▶ [Records to use]:
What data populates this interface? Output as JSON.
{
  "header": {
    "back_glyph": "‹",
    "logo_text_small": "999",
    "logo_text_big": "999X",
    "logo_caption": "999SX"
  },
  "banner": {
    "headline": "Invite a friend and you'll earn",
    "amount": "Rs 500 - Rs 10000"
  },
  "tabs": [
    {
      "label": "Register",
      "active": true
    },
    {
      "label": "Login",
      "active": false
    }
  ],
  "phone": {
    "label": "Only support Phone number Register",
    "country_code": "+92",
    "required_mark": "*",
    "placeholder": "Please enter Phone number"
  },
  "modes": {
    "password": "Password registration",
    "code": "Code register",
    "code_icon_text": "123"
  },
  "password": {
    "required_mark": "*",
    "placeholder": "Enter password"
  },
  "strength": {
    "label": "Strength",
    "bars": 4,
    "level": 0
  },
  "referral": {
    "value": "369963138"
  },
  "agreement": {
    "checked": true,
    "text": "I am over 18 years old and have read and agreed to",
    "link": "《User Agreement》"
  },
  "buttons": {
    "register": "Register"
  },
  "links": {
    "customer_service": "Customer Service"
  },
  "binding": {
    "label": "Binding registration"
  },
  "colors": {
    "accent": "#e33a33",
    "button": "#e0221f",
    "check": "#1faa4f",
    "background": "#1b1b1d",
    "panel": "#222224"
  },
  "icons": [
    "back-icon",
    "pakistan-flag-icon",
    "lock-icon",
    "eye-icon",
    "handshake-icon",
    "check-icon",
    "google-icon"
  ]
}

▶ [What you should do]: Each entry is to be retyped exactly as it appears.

▶ [Written solution]:
What data populates this interface? Output as JSON.
{
  "header": {
    "back_glyph": "‹",
    "logo_text_small": "999",
    "logo_text_big": "999X",
    "logo_caption": "999SX"
  },
  "banner": {
    "headline": "Invite a friend and you'll earn",
    "amount": "Rs 500 - Rs 10000"
  },
  "tabs": [
    {
      "label": "Register",
      "active": true
    },
    {
      "label": "Login",
      "active": false
    }
  ],
  "phone": {
    "label": "Only support Phone number Register",
    "country_code": "+92",
    "required_mark": "*",
    "placeholder": "Please enter Phone number"
  },
  "modes": {
    "password": "Password registration",
    "code": "Code register",
    "code_icon_text": "123"
  },
  "password": {
    "required_mark": "*",
    "placeholder": "Enter password"
  },
  "strength": {
    "label": "Strength",
    "bars": 4,
    "level": 0
  },
  "referral": {
    "value": "369963138"
  },
  "agreement": {
    "checked": true,
    "text": "I am over 18 years old and have read and agreed to",
    "link": "《User Agreement》"
  },
  "buttons": {
    "register": "Register"
  },
  "links": {
    "customer_service": "Customer Service"
  },
  "binding": {
    "label": "Binding registration"
  },
  "colors": {
    "accent": "#e33a33",
    "button": "#e0221f",
    "check": "#1faa4f",
    "background": "#1b1b1d",
    "panel": "#222224"
  },
  "icons": [
    "back-icon",
    "pakistan-flag-icon",
    "lock-icon",
    "eye-icon",
    "handshake-icon",
    "check-icon",
    "google-icon"
  ]
}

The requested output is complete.